WindowsStateTriggers
                                                                     Figure 10

Install it and now put the reference in your MainPage.xam, inside the Page tag.
  1. <Page  
  2.     x:Class="SplitView.MainPage"  
  3.     xmlns="http://schemas.microsoft.com/winfx/2006/xaml/presentation"  
  4.     xmlns:x="http://schemas.microsoft.com/winfx/2006/xaml"  
  5.     xmlns:local="using:SplitView"  
  6.     xmlns:d="http://schemas.microsoft.com/expression/blend/2008"  
  7.     xmlns:mc="http://schemas.openxmlformats.org/markup-compatibility/2006"  
  8.     mc:Ignorable="d"  
  9.       
  10.     xmlns:triggers="using:WindowsStateTriggers">  
                                                      Listing 6

We have named the reference “triggers”. Now, we can use it in our Xaml code. To determine the device type, we have to use State Trigger like below.

 

  1. <VisualStateManager.VisualStateGroups>  
  2.     <VisualStateGroup>  
  3.         <VisualState x:Name="phone">  
  4.             <VisualState.StateTriggers>  
  5.                 <triggers:DeviceFamilyStateTrigger DeviceFamily="Mobile" />  
  6.             </VisualState.StateTriggers>  
  7.             <VisualState.Setters>  
  8.                 <Setter Target="BackRadioButton.Visibility" Value="Collapsed" />  
  9.             </VisualState.Setters>  
  10.         </VisualState>  
  11.     </VisualStateGroup>  
  12. </VisualStateManager.VisualStateGroups>  
                                                              Listing 7

In this State Triggers we have set Device Family to “Mobile” and set the value of Back Button to Collapsed. We have to put this inside the main Grid. This will hide the Back Button when the application will run in mobile devices. If we run the application, it will look like this.

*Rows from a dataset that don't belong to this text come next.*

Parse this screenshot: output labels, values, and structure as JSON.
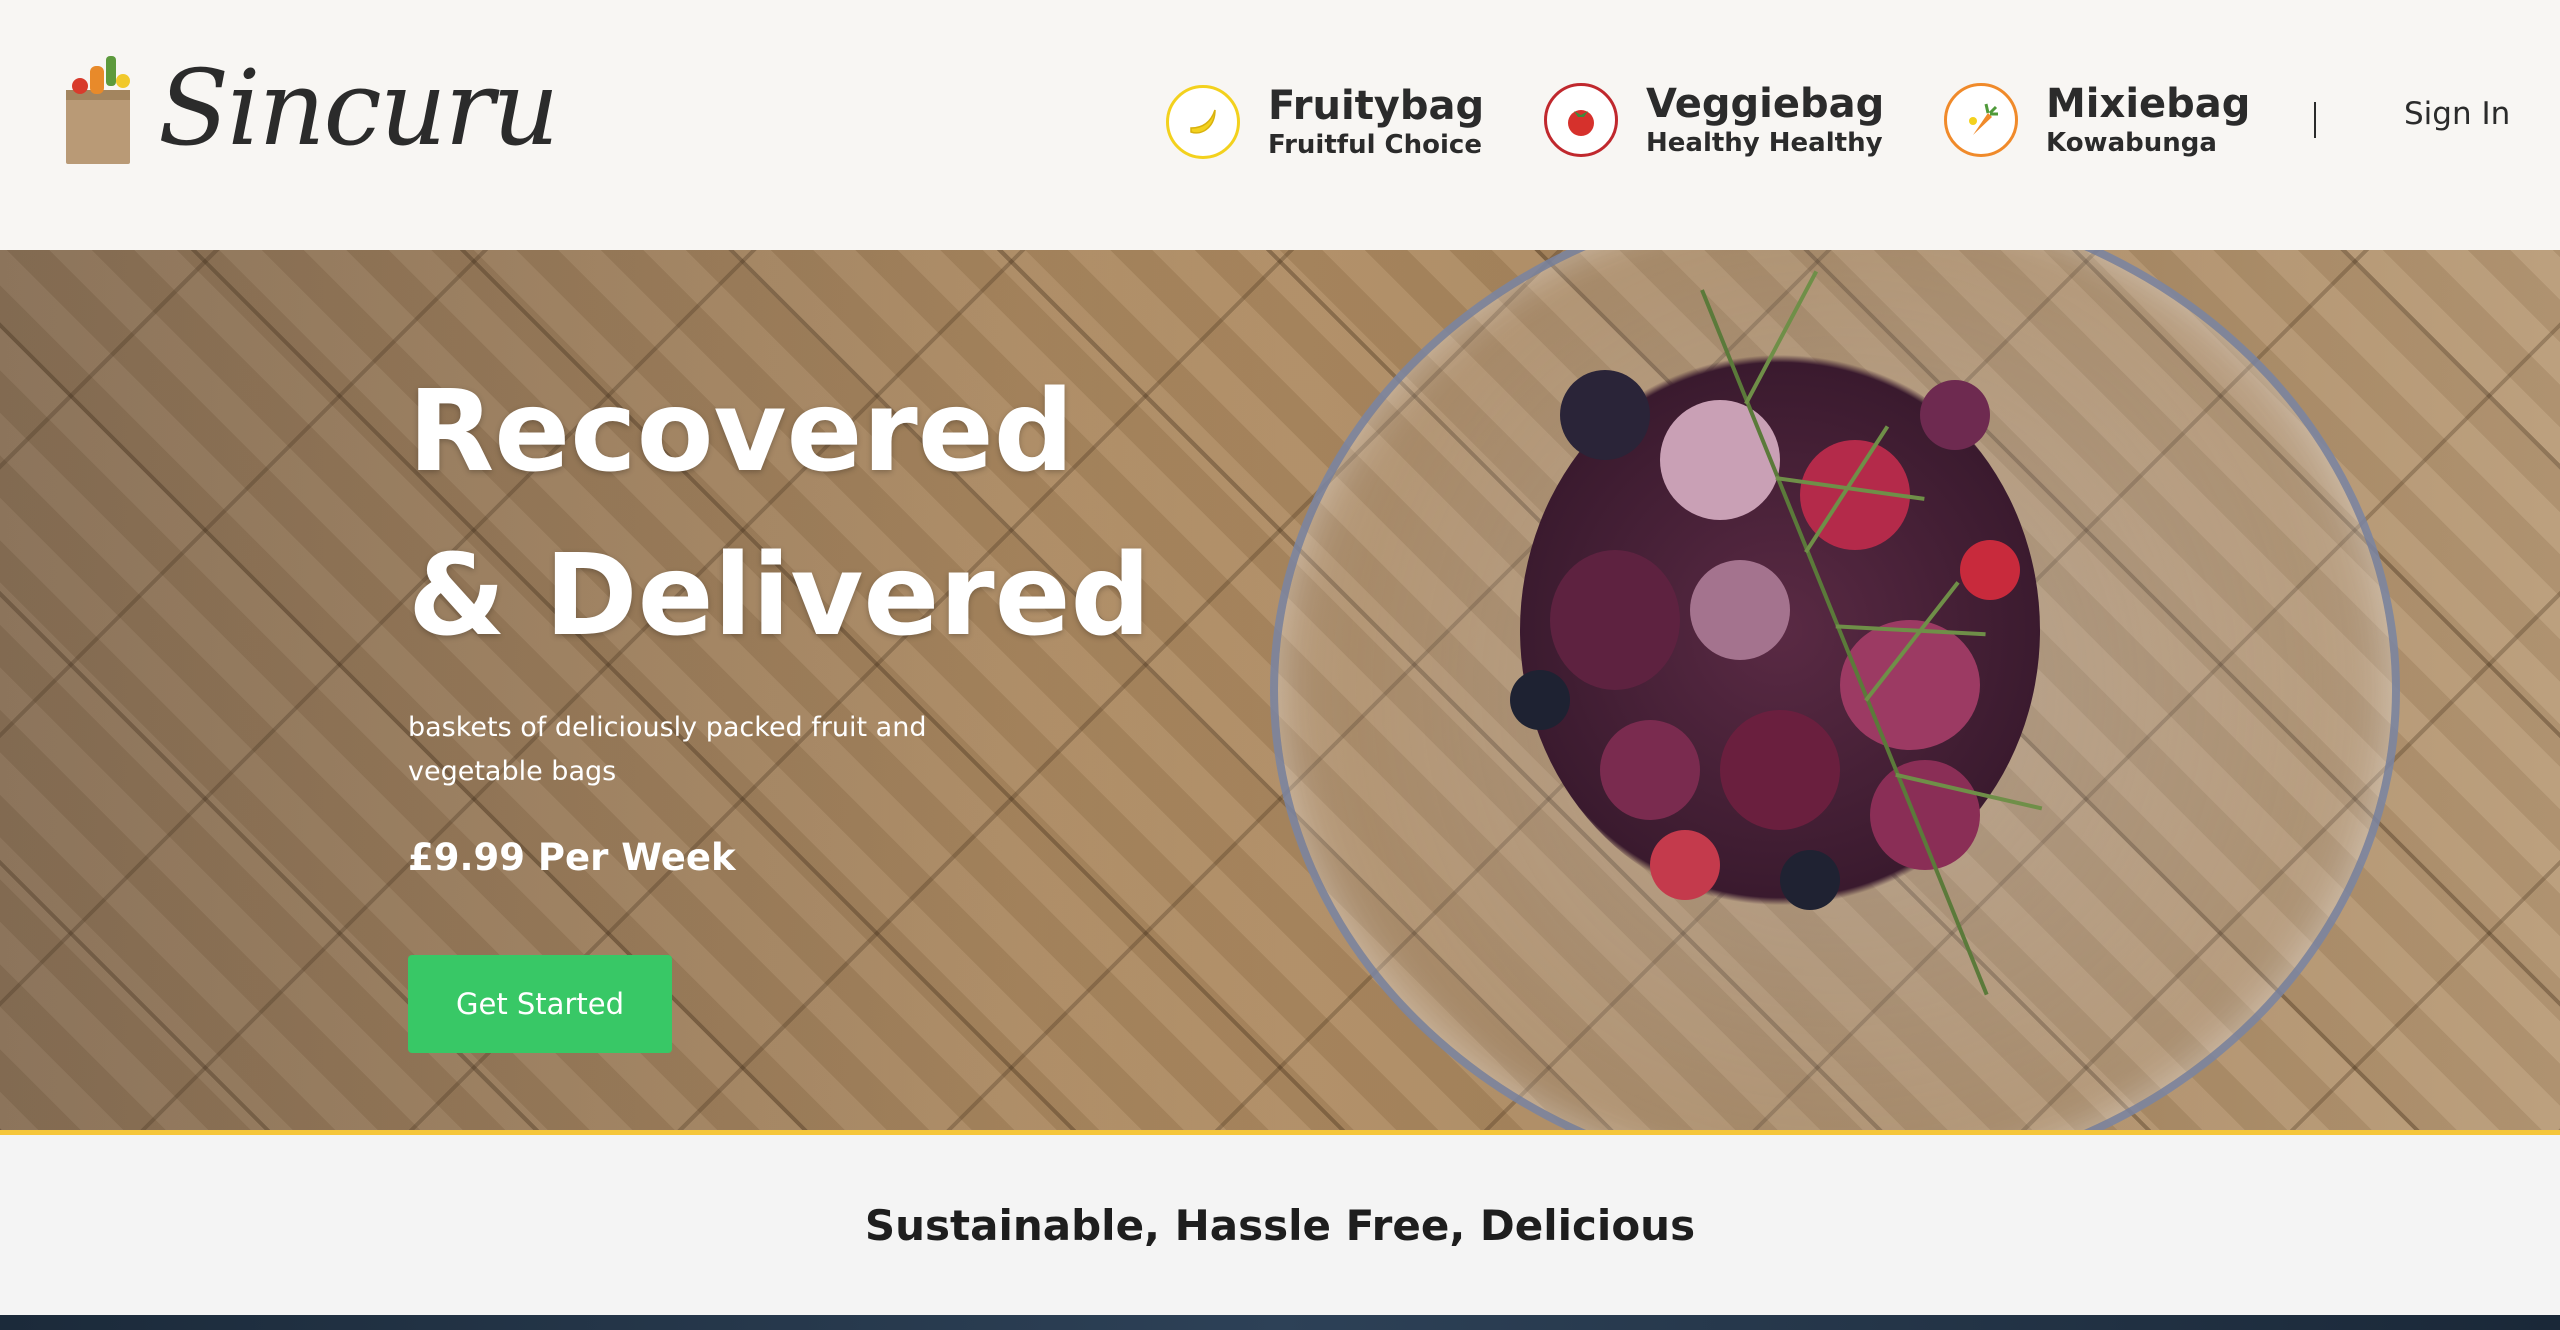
{
  "brand": {
    "name": "Sincuru",
    "logo_icon": "grocery-bag-icon"
  },
  "nav": {
    "items": [
      {
        "title": "Fruitybag",
        "subtitle": "Fruitful Choice",
        "icon": "banana-icon",
        "color": "#f3d11d"
      },
      {
        "title": "Veggiebag",
        "subtitle": "Healthy Healthy",
        "icon": "tomato-icon",
        "color": "#c0282d"
      },
      {
        "title": "Mixiebag",
        "subtitle": "Kowabunga",
        "icon": "carrot-icon",
        "color": "#f08a2a"
      }
    ],
    "separator": "|",
    "sign_in": "Sign In"
  },
  "hero": {
    "title_line1": "Recovered",
    "title_line2": "& Delivered",
    "description": "baskets of deliciously packed fruit and vegetable bags",
    "price": "£9.99 Per Week",
    "cta_label": "Get Started",
    "cta_color": "#38c866",
    "accent_line_color": "#f5c63a"
  },
  "tagline": "Sustainable, Hassle Free, Delicious"
}
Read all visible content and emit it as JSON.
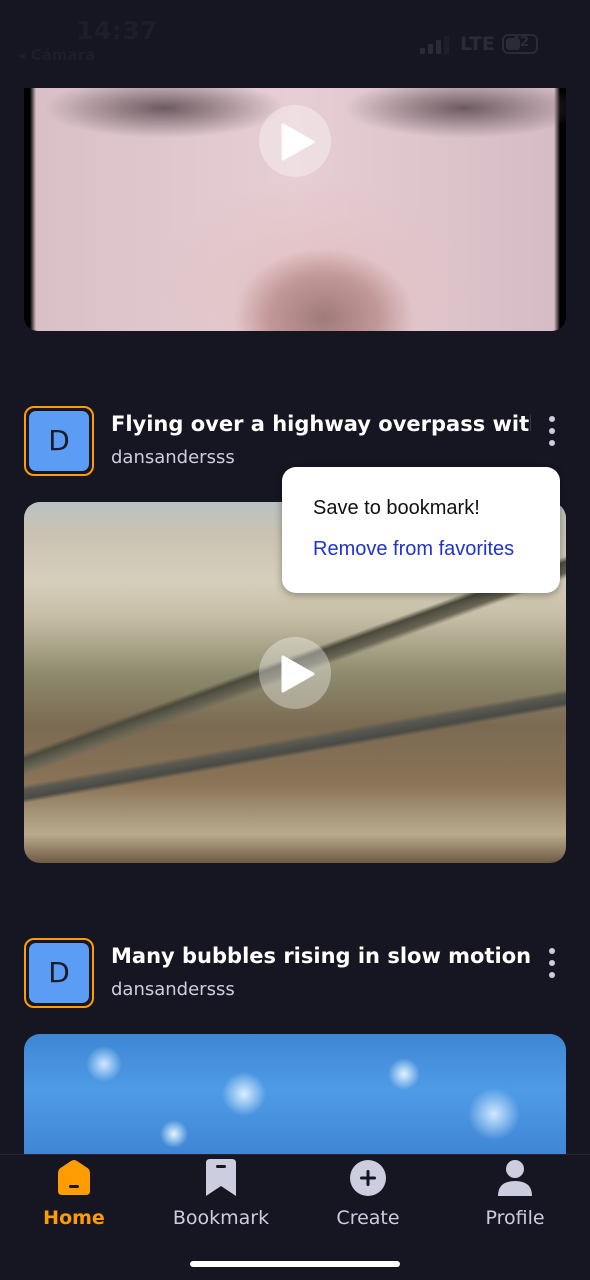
{
  "status_bar": {
    "time": "14:37",
    "back_app": "◂ Cámara",
    "network": "LTE",
    "battery": "42"
  },
  "posts": [
    {
      "avatar_letter": "D",
      "title": "Flying over a highway overpass with...",
      "author": "dansandersss"
    },
    {
      "avatar_letter": "D",
      "title": "Many bubbles rising in slow motion i...",
      "author": "dansandersss"
    }
  ],
  "popup_menu": {
    "save_label": "Save to bookmark!",
    "remove_label": "Remove from favorites"
  },
  "tabs": [
    {
      "label": "Home",
      "icon": "home-icon",
      "active": true
    },
    {
      "label": "Bookmark",
      "icon": "bookmark-icon",
      "active": false
    },
    {
      "label": "Create",
      "icon": "plus-circle-icon",
      "active": false
    },
    {
      "label": "Profile",
      "icon": "person-icon",
      "active": false
    }
  ],
  "colors": {
    "background": "#161622",
    "accent": "#ff9c01",
    "avatar_bg": "#5b9cf5",
    "text_secondary": "#cdcde0",
    "link_blue": "#1f33d0"
  }
}
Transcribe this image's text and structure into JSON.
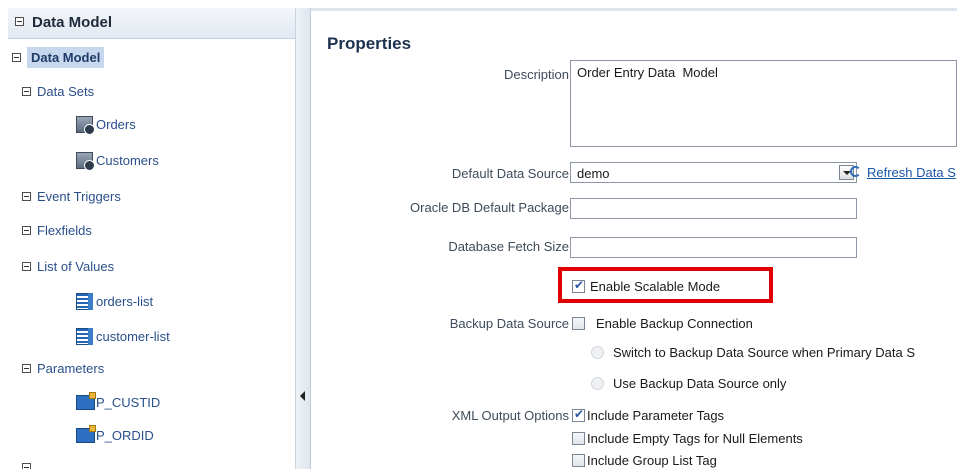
{
  "tree": {
    "header": "Data Model",
    "root": "Data Model",
    "nodes": {
      "data_sets": "Data Sets",
      "orders": "Orders",
      "customers": "Customers",
      "event_triggers": "Event Triggers",
      "flexfields": "Flexfields",
      "list_of_values": "List of Values",
      "orders_list": "orders-list",
      "customer_list": "customer-list",
      "parameters": "Parameters",
      "p_custid": "P_CUSTID",
      "p_ordid": "P_ORDID"
    }
  },
  "properties": {
    "title": "Properties",
    "description_label": "Description",
    "description_value": "Order Entry Data  Model",
    "default_ds_label": "Default Data Source",
    "default_ds_value": "demo",
    "refresh_link": "Refresh Data S",
    "oracle_pkg_label": "Oracle DB Default Package",
    "oracle_pkg_value": "",
    "fetch_size_label": "Database Fetch Size",
    "fetch_size_value": "",
    "scalable_mode_label": "Enable Scalable Mode",
    "scalable_mode_checked": true,
    "backup_ds_label": "Backup Data Source",
    "backup_conn_label": "Enable Backup Connection",
    "radio_switch_label": "Switch to Backup Data Source when Primary Data S",
    "radio_only_label": "Use Backup Data Source only",
    "xml_output_label": "XML Output Options",
    "xml_param_tags": "Include Parameter Tags",
    "xml_empty_tags": "Include Empty Tags for Null Elements",
    "xml_group_list": "Include Group List Tag"
  },
  "colors": {
    "highlight": "#e00000",
    "link": "#1a56a8",
    "selected_bg": "#c7d8ee"
  }
}
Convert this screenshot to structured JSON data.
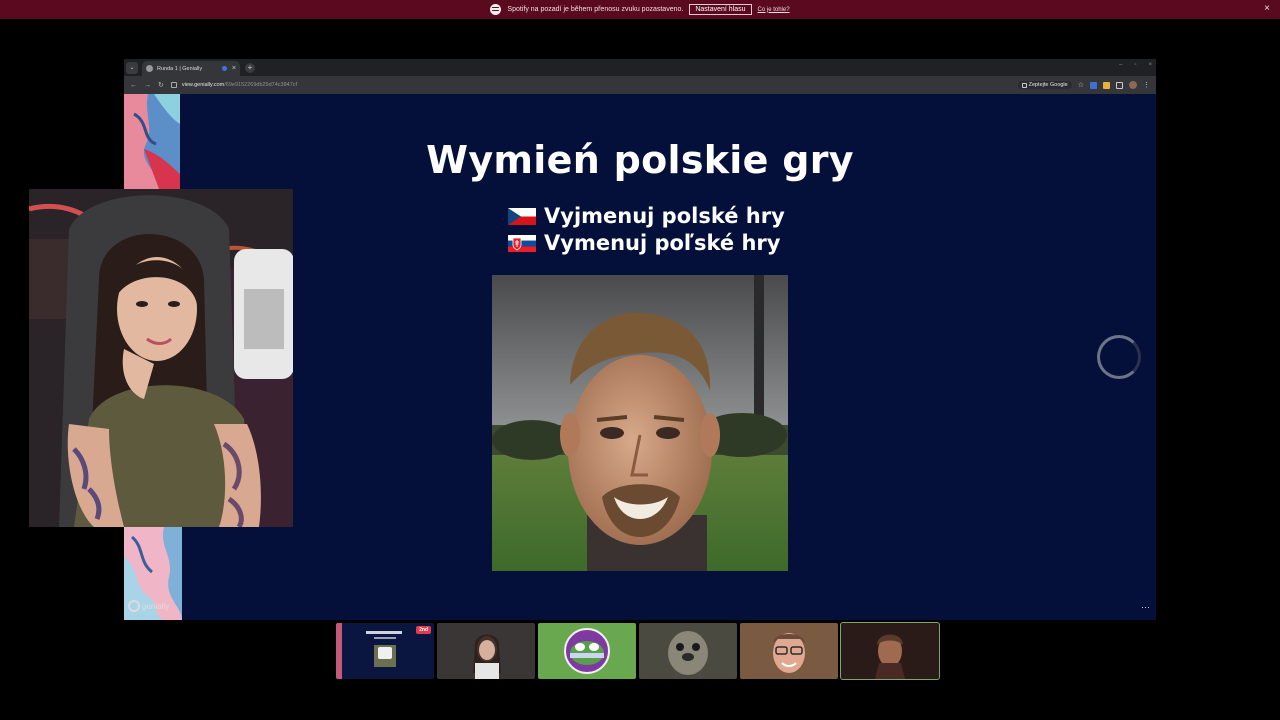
{
  "notification": {
    "message": "Spotify na pozadí je během přenosu zvuku pozastaveno.",
    "button_label": "Nastavení hlasu",
    "link_label": "Co je tohle?",
    "close_icon": "×"
  },
  "browser": {
    "tab_title": "Runda 1 | Genially",
    "new_tab_icon": "+",
    "url_host": "view.genially.com",
    "url_path": "/69e9152269db29d74c3847cf",
    "ask_google_label": "Zeptejte Google",
    "window_controls": [
      "–",
      "▫",
      "×"
    ]
  },
  "slide": {
    "title": "Wymień polskie gry",
    "subtitle_cz": "Vyjmenuj polské hry",
    "subtitle_sk": "Vymenuj poľské hry",
    "brand": "genially"
  },
  "thumbnails": [
    {
      "name": "slide-preview",
      "badge": "2nd"
    },
    {
      "name": "participant-woman"
    },
    {
      "name": "participant-frog-avatar"
    },
    {
      "name": "participant-seal"
    },
    {
      "name": "participant-man-glasses"
    },
    {
      "name": "participant-character"
    }
  ],
  "colors": {
    "slide_bg": "#04103a",
    "notification_bg": "#5a0a1e",
    "accent_green": "#7aa870"
  }
}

Homepage
                     Figure 10

You can learn further about Windows State Triggers at Windows State Triggers.

Important things to notice

In SplitView control several things, you need to consider. First of all, is Display Mode. There are four types of Display Mode, Compact Inline, Compact Overlay, Inline and Overlay. If you use Compact Inline the Split View Content will move right unlike using Compact Overlay.

Menu
                                             Figure 11

OpenPaneLength determines the width of the SplitView Pane’s width and CompactPaneLength determines the iconic view’s width. You can also set Pane Background Color. We have set here Dark Gray. Moreover, the Tag property of Radio Button is to set the icon of the Radio Button. You can choose it from Character Map, shown in Figure 2. Radio Buttons have a Tag set to a certain character. The new character set is Segoe MDL2 Assets, and the characters used are from that set.

Conclusion

Split View is a very useful control that introduced in Windows 10 Universal App. It will give you the power to do whatever you want. You can use it instead of Bottom App Bar, but still you can use it alongside. Hope that you get the minimum understanding of using Split View control and can get started using in your application. Happy coding!

Download the full source code at, http://1drv.ms/1N1k1kn